▸ **Work to be completed**:
Return the records below exactly; pictures stay out.

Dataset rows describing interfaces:
--*--

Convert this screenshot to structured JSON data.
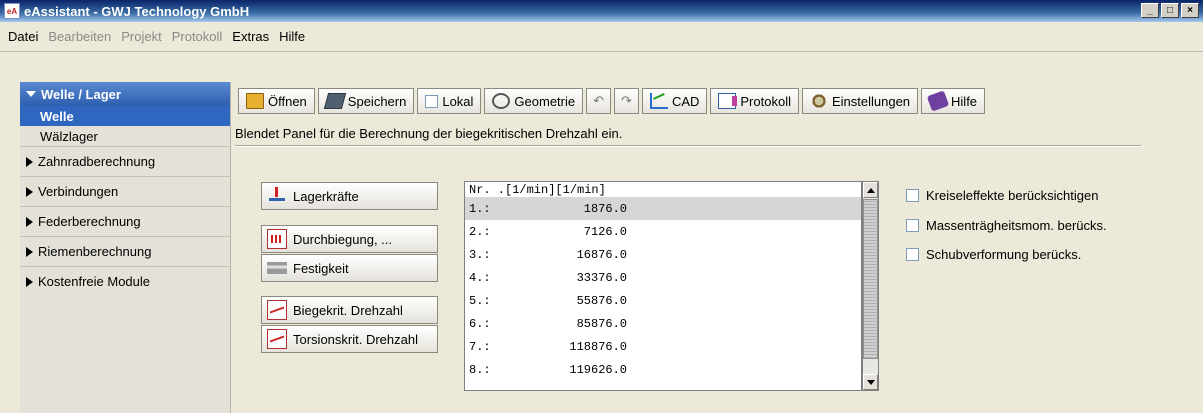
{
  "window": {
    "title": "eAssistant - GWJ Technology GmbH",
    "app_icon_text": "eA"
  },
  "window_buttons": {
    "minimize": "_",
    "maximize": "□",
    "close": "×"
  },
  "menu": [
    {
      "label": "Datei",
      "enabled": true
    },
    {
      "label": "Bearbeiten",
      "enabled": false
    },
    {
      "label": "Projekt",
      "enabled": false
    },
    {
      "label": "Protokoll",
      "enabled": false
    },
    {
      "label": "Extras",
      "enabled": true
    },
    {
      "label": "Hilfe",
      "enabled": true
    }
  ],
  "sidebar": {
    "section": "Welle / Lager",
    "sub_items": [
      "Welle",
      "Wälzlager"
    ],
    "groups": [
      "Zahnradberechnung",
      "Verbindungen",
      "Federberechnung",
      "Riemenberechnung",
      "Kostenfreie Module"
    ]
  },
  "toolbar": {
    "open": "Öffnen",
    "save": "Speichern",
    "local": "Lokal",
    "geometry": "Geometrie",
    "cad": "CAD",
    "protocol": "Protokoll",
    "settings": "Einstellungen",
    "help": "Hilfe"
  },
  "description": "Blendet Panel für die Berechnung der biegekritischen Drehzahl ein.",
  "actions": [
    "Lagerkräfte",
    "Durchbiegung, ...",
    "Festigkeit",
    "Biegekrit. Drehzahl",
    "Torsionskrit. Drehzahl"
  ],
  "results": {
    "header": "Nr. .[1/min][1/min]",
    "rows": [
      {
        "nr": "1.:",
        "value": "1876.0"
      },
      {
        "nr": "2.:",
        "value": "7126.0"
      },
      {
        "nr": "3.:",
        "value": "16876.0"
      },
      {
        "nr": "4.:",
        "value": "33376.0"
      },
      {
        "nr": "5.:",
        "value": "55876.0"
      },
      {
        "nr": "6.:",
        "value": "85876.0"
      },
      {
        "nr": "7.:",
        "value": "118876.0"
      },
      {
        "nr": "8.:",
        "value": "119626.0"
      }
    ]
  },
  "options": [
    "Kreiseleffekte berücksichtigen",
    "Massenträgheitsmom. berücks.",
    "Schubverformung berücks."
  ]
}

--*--

▸ **Worked solution**:
Convert this screenshot to structured JSON data.
{
  "window": {
    "title": "eAssistant - GWJ Technology GmbH",
    "app_icon_text": "eA"
  },
  "window_buttons": {
    "minimize": "_",
    "maximize": "□",
    "close": "×"
  },
  "menu": [
    {
      "label": "Datei",
      "enabled": true
    },
    {
      "label": "Bearbeiten",
      "enabled": false
    },
    {
      "label": "Projekt",
      "enabled": false
    },
    {
      "label": "Protokoll",
      "enabled": false
    },
    {
      "label": "Extras",
      "enabled": true
    },
    {
      "label": "Hilfe",
      "enabled": true
    }
  ],
  "sidebar": {
    "section": "Welle / Lager",
    "sub_items": [
      "Welle",
      "Wälzlager"
    ],
    "groups": [
      "Zahnradberechnung",
      "Verbindungen",
      "Federberechnung",
      "Riemenberechnung",
      "Kostenfreie Module"
    ]
  },
  "toolbar": {
    "open": "Öffnen",
    "save": "Speichern",
    "local": "Lokal",
    "geometry": "Geometrie",
    "cad": "CAD",
    "protocol": "Protokoll",
    "settings": "Einstellungen",
    "help": "Hilfe"
  },
  "description": "Blendet Panel für die Berechnung der biegekritischen Drehzahl ein.",
  "actions": [
    "Lagerkräfte",
    "Durchbiegung, ...",
    "Festigkeit",
    "Biegekrit. Drehzahl",
    "Torsionskrit. Drehzahl"
  ],
  "results": {
    "header": "Nr. .[1/min][1/min]",
    "rows": [
      {
        "nr": "1.:",
        "value": "1876.0"
      },
      {
        "nr": "2.:",
        "value": "7126.0"
      },
      {
        "nr": "3.:",
        "value": "16876.0"
      },
      {
        "nr": "4.:",
        "value": "33376.0"
      },
      {
        "nr": "5.:",
        "value": "55876.0"
      },
      {
        "nr": "6.:",
        "value": "85876.0"
      },
      {
        "nr": "7.:",
        "value": "118876.0"
      },
      {
        "nr": "8.:",
        "value": "119626.0"
      }
    ]
  },
  "options": [
    "Kreiseleffekte berücksichtigen",
    "Massenträgheitsmom. berücks.",
    "Schubverformung berücks."
  ]
}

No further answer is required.